# MATERIAL PROVIDED:
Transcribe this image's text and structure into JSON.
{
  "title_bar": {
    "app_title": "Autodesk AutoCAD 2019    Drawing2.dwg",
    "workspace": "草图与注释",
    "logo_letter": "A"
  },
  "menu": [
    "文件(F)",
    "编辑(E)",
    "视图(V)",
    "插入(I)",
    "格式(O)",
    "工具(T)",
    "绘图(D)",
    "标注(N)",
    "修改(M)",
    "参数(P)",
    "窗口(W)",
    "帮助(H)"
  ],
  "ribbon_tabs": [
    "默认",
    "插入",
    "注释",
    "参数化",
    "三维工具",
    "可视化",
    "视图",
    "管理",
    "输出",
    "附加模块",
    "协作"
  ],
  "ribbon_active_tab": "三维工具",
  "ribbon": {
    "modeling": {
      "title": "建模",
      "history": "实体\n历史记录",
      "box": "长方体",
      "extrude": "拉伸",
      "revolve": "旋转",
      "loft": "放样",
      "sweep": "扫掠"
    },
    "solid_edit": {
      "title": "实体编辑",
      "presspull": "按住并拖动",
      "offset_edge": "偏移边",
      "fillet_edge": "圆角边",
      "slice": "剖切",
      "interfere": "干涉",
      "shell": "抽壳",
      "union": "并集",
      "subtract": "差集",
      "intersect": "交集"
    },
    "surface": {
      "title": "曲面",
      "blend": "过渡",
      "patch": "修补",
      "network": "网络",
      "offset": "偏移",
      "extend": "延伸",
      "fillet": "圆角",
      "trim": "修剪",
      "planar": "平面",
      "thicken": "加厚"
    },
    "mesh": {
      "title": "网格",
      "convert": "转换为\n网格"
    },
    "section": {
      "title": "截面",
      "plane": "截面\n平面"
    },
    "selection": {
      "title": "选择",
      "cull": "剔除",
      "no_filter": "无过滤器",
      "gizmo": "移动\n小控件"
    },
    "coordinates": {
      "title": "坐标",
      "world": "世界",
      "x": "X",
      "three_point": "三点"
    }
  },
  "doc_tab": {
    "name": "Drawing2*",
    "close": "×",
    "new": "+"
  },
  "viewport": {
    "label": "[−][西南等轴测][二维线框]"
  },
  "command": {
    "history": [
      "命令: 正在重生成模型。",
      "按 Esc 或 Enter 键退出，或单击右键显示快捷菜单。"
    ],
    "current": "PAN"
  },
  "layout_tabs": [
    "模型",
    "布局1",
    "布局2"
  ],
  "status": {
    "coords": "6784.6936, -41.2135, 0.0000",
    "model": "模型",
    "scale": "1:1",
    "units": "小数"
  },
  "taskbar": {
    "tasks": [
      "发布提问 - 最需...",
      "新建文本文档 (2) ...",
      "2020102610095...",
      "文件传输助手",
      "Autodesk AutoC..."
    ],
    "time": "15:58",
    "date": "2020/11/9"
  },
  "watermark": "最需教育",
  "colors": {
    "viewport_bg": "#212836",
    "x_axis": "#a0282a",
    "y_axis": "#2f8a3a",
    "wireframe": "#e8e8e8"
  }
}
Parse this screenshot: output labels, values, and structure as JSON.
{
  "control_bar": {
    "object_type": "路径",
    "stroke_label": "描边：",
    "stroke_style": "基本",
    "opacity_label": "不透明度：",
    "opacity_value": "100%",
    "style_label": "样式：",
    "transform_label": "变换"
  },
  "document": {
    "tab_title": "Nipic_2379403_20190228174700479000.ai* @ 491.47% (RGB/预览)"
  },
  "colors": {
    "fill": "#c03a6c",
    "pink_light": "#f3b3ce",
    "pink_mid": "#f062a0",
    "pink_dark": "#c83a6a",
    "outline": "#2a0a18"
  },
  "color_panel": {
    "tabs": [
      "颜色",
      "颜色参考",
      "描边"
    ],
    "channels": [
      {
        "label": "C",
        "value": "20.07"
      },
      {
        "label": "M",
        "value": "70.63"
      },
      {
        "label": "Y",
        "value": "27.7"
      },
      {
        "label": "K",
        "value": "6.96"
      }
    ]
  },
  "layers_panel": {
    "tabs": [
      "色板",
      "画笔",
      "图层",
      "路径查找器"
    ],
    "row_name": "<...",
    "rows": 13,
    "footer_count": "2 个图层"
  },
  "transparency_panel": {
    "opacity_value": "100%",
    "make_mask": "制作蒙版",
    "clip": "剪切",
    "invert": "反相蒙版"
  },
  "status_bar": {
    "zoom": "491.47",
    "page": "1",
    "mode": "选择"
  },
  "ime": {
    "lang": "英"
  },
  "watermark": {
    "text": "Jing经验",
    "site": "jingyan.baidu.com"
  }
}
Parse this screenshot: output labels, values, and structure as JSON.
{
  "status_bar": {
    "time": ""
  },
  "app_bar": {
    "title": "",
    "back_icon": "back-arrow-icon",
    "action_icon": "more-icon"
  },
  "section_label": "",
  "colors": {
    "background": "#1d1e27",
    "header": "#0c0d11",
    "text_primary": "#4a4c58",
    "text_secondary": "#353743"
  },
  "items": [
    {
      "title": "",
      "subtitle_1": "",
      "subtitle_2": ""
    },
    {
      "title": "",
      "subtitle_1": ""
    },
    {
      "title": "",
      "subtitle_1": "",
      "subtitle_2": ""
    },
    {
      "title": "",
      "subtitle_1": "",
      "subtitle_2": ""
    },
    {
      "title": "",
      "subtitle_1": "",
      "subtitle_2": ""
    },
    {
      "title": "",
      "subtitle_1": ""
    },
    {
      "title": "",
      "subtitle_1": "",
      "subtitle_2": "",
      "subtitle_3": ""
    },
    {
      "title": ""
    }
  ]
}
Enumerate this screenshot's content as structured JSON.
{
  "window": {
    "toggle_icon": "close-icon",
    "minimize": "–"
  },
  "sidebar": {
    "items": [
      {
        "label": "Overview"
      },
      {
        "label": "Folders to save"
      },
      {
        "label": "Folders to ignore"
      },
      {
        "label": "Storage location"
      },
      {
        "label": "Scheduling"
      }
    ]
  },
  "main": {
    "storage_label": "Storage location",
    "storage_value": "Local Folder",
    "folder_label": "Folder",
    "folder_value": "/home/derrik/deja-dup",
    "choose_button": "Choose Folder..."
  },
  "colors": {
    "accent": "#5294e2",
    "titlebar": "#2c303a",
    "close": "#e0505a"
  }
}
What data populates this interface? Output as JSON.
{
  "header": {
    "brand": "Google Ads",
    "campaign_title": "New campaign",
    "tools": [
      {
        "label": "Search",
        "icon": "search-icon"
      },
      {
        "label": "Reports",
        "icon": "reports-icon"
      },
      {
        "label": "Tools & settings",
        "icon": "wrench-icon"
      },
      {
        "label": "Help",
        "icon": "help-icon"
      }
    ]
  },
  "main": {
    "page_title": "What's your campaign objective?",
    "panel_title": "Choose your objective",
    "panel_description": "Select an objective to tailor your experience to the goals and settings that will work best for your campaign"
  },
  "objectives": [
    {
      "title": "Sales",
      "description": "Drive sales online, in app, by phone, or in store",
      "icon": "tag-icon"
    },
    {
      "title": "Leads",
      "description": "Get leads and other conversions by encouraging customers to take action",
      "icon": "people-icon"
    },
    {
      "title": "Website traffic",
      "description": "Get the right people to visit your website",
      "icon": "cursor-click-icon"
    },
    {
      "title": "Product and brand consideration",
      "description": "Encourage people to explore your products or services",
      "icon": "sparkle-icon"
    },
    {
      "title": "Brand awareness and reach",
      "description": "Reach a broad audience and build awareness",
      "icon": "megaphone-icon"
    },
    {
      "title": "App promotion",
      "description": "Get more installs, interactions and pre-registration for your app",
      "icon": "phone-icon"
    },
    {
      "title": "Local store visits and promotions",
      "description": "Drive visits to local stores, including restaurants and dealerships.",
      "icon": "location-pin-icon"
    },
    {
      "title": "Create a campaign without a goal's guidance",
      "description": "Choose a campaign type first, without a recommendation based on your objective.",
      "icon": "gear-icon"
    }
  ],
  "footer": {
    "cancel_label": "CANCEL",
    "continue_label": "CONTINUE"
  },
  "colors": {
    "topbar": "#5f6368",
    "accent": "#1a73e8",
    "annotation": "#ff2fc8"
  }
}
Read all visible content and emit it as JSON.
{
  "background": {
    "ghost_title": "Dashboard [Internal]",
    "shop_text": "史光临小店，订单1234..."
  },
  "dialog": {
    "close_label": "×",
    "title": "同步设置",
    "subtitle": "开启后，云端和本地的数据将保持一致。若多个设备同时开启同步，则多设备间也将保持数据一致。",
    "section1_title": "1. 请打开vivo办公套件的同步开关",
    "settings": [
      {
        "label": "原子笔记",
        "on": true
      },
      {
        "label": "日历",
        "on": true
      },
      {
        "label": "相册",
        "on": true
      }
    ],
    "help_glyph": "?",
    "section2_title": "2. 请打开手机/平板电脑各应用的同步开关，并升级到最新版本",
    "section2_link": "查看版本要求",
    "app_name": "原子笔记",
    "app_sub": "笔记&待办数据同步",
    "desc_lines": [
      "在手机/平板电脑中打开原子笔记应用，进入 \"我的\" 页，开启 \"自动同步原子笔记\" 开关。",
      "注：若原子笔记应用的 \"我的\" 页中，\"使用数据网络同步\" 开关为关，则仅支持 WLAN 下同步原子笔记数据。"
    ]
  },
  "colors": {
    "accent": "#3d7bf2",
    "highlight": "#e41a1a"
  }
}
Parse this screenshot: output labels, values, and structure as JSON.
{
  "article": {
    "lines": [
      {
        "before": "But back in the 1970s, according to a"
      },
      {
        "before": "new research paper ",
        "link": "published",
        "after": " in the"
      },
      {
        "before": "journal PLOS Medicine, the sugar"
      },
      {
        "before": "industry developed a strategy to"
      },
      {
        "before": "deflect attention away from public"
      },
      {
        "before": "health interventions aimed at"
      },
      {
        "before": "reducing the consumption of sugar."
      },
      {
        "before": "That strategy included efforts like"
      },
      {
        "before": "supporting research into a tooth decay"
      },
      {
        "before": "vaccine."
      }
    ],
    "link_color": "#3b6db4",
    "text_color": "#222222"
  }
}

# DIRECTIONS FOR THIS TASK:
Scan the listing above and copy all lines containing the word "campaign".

# EXERCISE RESPONSE:
    "campaign_title": "New campaign",
    "page_title": "What's your campaign objective?",
    "panel_description": "Select an objective to tailor your experience to the goals and settings that will work best for your campaign"
      "title": "Create a campaign without a goal's guidance",
      "description": "Choose a campaign type first, without a recommendation based on your objective.",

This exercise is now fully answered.